He asked for our vote and he promised to get to the bottom of the epidemic. He seems to get it. Obama lumps autism in with the general category of developmental disability, rather than focusing a targeted effort to solve the autism problem and make it disappear. But the issue came up multiple times in a presidential debate, for God's sake!! McCain put the issue on the table and said all the right things -Obama steered away from it and has dodged the issue every time it's been raised. If I were a single issue voter, the choice would be pretty clear.
But a mother from Long Island begged to differ:
They bring up issues when they don't have anything else to say. Palin has VERY little expertise. That fact that her family is in the special needs community is all I have heard. I haven't heard any detailed stories or facts from her or McCain. I haven't seen any proof that she knows crap about autism other than 'I know autism'. Oh, Ok, I'm just supposed to trust that.
There has been quite a bit of debate over Palin's record on special needs children in Alaska. Early reports erroneously stated that she had cut special education funding (she hadn't, the money was moved to another line in the budget).

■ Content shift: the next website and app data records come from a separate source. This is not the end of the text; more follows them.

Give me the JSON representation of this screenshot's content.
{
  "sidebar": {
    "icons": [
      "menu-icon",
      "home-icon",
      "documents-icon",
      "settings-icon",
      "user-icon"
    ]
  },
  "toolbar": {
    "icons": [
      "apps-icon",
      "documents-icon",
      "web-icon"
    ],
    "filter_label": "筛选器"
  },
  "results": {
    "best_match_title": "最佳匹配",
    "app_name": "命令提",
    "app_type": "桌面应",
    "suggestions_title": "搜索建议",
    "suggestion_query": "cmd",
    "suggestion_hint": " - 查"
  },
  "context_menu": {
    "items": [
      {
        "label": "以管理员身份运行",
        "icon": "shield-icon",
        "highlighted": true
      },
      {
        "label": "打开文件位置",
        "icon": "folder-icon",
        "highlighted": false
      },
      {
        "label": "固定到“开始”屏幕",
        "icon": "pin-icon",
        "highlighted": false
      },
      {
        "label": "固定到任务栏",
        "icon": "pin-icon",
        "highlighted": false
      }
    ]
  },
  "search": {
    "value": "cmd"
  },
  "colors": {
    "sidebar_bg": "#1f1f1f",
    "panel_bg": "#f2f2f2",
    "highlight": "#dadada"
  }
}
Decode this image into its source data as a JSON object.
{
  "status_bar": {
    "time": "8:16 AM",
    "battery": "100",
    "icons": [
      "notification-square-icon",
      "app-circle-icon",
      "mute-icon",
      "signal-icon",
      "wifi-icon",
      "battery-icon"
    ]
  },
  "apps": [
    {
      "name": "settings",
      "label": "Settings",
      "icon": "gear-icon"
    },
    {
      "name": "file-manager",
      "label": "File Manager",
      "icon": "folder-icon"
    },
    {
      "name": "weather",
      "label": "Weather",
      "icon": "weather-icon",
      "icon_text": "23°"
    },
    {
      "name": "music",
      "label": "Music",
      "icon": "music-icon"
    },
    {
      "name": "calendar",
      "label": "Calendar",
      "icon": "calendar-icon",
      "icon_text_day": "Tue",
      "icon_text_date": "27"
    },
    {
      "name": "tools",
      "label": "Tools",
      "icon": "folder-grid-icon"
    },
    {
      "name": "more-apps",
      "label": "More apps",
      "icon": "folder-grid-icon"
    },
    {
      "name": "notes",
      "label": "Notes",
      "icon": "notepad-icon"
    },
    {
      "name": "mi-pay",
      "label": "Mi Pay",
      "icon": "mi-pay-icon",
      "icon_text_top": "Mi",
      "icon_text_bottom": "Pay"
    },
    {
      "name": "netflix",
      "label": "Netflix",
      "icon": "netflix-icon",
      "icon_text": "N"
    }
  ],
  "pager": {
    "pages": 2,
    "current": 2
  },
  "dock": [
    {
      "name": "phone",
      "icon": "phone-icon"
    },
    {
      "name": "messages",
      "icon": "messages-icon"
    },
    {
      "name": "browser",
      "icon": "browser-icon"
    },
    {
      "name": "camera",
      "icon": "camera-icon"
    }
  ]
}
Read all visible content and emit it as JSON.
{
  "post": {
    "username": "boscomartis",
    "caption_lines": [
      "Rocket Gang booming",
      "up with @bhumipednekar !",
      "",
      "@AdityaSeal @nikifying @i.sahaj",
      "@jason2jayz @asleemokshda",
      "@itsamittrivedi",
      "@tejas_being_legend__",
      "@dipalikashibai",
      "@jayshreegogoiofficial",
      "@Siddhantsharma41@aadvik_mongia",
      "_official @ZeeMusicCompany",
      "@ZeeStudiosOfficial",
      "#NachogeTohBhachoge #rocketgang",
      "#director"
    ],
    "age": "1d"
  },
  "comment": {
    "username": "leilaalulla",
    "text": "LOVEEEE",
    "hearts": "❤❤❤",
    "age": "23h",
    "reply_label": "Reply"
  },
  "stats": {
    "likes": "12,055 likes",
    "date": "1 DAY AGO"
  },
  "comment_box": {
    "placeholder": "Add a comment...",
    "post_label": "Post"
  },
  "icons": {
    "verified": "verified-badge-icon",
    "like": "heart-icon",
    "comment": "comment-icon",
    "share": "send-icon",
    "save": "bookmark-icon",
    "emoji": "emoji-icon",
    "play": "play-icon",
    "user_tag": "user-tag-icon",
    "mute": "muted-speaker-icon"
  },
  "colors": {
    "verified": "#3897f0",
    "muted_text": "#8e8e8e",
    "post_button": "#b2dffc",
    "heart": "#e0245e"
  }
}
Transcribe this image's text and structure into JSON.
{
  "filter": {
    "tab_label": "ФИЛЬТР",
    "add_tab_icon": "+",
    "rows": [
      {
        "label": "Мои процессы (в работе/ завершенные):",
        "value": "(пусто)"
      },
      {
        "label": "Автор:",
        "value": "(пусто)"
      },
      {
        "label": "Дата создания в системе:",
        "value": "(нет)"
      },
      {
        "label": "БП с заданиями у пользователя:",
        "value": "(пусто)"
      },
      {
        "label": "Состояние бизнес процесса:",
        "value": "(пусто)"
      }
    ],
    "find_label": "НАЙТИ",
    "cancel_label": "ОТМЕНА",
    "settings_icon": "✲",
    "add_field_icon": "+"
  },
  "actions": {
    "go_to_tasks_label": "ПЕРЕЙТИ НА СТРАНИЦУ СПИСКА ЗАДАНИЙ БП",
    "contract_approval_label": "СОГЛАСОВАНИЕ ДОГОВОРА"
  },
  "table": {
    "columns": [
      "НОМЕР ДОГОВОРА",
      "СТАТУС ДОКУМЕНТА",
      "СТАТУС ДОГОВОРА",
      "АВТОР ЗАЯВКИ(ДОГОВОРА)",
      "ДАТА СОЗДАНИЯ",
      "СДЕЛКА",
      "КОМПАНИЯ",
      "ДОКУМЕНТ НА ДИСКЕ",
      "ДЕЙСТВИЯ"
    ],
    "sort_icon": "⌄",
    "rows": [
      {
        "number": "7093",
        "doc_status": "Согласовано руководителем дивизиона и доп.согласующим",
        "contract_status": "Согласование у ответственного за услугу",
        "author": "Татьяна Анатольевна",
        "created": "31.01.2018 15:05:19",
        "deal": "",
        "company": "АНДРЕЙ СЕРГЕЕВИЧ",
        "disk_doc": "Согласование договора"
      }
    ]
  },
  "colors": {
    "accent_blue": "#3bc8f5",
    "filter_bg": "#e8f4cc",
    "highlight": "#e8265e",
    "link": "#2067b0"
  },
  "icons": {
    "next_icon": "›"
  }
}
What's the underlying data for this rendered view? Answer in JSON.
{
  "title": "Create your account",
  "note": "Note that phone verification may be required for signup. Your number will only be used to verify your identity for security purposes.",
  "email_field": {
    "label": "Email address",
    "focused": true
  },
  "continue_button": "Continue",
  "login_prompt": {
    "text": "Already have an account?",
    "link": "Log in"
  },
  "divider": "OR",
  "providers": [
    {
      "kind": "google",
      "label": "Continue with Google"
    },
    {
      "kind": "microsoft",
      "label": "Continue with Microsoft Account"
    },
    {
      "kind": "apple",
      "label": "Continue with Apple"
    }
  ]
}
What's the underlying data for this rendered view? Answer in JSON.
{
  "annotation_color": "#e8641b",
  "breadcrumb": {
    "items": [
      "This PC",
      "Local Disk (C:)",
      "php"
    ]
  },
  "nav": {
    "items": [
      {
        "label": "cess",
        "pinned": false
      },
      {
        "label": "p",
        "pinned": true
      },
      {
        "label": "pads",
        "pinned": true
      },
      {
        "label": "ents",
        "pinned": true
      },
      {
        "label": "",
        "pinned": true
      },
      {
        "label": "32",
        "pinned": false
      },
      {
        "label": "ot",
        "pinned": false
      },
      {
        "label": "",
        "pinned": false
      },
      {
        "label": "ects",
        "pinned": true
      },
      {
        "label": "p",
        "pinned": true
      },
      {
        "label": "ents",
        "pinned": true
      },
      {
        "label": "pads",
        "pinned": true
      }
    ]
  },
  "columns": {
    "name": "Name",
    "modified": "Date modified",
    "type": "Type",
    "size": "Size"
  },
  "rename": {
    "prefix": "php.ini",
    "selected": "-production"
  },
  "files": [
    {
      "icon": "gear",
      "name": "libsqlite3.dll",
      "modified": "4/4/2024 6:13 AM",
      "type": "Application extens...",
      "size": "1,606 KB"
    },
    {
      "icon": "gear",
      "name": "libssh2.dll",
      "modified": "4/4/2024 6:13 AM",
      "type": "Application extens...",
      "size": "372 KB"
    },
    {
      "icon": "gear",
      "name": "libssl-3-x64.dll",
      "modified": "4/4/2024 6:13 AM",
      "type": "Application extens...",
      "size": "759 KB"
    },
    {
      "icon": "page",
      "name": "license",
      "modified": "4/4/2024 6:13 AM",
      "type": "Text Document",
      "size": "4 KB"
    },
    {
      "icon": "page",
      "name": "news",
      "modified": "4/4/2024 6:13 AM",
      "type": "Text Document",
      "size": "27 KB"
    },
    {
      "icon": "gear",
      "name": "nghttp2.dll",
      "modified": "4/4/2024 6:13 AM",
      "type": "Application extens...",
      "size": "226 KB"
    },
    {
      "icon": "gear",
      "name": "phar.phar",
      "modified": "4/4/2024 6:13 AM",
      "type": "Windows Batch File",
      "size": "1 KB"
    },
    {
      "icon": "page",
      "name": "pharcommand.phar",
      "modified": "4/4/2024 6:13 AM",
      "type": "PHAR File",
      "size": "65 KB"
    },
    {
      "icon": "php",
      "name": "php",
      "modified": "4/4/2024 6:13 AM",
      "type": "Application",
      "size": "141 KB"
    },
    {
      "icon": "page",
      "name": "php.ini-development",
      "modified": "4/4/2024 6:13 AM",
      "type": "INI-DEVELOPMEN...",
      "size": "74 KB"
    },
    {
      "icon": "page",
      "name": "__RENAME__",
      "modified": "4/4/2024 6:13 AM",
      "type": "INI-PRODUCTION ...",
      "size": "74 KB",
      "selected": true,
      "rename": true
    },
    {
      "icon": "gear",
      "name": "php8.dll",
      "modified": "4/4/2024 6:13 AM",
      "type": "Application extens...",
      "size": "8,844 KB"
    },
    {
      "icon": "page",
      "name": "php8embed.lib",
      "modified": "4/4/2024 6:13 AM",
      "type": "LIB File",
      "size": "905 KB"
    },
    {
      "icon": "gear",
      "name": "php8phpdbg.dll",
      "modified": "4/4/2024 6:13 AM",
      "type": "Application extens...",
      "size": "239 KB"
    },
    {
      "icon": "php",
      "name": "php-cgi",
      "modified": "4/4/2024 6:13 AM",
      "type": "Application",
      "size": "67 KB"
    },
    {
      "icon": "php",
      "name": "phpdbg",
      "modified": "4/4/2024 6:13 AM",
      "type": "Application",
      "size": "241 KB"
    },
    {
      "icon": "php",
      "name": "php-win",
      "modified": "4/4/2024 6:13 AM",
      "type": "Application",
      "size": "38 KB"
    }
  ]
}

But skepticism abounds. For example, this attorney (also a Democrat) from Connecticut, who works with special needs children, recently posted the following on her blog:
Gov. Palin's views on this are far outdated. I have traveled to Alaska to give a speech to parents and professionals on the subject of the rights of children with special needs. I was stunned by how far behind the State was from the vast majority of the rest of the country on the education of children with disabilities... I am in regular contact with a colleague of mine who is a Parents' attorney in Alaska, who has had to fight tooth and nail for children with special needs in Alaska simply to secure them the most basic of services that we take for granted here. I for one do not want the rest of the country to use Alaska's system of educating our most vulnerable children as a paradigm.I also know of autism parents who are suing the Palin administration to get services for their children. But Palin's record is more complex than that.
In fact, in this year's budget, Governor Palin authorized a major increase in funds for "intensive needs" children, (the official Alaska term). When she came to office in 2006, according to the Anchorage Daily News, Alaska was spending just $27,000 a year per child. This year, the budget she signed increased that amount to $49,000, and in three years it will reach $74,000. (So much for spending freezes, but them again, unlike the US, Alaska is awash in cash).
The subject of "intensive needs" and autism came up in another debate as well, back when Palin was running for Governor. And it shed some light on both her ideological, as well as personal motivations. As the Anchorage Daily News reported:
Palin said she wanted to diminish the oppressive hand of government while still providing needed help. Services, the Republican candidate said, shouldn't be dictated by government; ideas should come from the bottom up. Topping her list of social and health priorities: housing, a trained work force and containing costs. She glanced at sheets of notes as she spoke. She also talked about her young nephew, who has autism, describing him as a "red-headed angel."
Most autism parents I know, including Republicans, believe that autism services should most certainly be "dictated" by government, (though they might use a more moderate word, like "mandated," or "required.") So, that statement is sure to cause a certain amount of consternation among "autism voters," if there is such a thing.
Then again, the ADN article included another quote from Palin that might raise some eyebrows among all voters.
During a gubernatorial debate in Wasilla, her hometown in the heart of the Mat-Su Valley, she had this to say:
You will have an advocate down there in Juneau, of course. Certainly people will assume that I am biased toward the Valley in the decisions I make. So be it, because I will be.
Now, some voters might interpret this to mean that Sarah Palin's decisions in Washington -- should she get there -- would be equally biased toward Alaska.
But I know a lot of parents who would be perfectly happy to see a little bias towards autism, as well.